Stored data:
************

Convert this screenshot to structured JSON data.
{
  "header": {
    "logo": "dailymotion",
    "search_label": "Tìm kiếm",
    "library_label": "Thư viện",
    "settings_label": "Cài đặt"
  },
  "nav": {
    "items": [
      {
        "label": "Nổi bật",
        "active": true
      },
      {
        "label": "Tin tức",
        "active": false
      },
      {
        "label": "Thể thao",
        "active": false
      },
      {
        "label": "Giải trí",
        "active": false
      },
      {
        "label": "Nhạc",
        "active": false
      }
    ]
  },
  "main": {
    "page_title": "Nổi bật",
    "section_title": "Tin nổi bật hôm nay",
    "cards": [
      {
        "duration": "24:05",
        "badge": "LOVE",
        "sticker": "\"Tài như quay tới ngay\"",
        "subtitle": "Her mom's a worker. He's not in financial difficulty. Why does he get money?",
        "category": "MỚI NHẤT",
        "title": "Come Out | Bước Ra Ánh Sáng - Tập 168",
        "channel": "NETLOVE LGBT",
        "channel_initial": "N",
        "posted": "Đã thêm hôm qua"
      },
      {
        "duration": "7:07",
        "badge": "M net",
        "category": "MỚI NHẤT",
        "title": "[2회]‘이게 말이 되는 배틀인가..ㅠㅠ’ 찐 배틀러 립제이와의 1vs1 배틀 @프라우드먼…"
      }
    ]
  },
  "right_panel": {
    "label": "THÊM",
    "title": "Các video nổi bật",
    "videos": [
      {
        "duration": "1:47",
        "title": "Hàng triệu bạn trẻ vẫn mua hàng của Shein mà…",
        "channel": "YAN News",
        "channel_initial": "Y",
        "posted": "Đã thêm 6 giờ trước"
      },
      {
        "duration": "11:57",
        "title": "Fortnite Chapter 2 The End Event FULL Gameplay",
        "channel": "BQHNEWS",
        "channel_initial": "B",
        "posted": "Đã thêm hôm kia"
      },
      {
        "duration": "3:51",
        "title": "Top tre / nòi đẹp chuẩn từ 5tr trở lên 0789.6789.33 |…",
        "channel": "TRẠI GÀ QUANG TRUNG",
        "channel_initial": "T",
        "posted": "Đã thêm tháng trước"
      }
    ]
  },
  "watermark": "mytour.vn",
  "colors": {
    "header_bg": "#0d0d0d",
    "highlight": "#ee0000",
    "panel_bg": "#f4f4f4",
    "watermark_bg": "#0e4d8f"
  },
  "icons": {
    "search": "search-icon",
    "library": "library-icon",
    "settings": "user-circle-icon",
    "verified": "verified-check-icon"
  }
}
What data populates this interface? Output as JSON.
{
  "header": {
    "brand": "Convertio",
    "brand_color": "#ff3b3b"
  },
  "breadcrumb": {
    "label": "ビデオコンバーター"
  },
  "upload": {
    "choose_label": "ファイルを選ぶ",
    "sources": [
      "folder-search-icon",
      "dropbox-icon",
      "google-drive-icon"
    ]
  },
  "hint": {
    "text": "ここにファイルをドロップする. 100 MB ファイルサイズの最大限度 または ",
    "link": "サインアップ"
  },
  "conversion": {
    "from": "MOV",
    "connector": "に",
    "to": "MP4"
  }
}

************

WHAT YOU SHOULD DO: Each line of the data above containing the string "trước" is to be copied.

RESPONSE AREA:
        "posted": "Đã thêm 6 giờ trước"
        "posted": "Đã thêm tháng trước"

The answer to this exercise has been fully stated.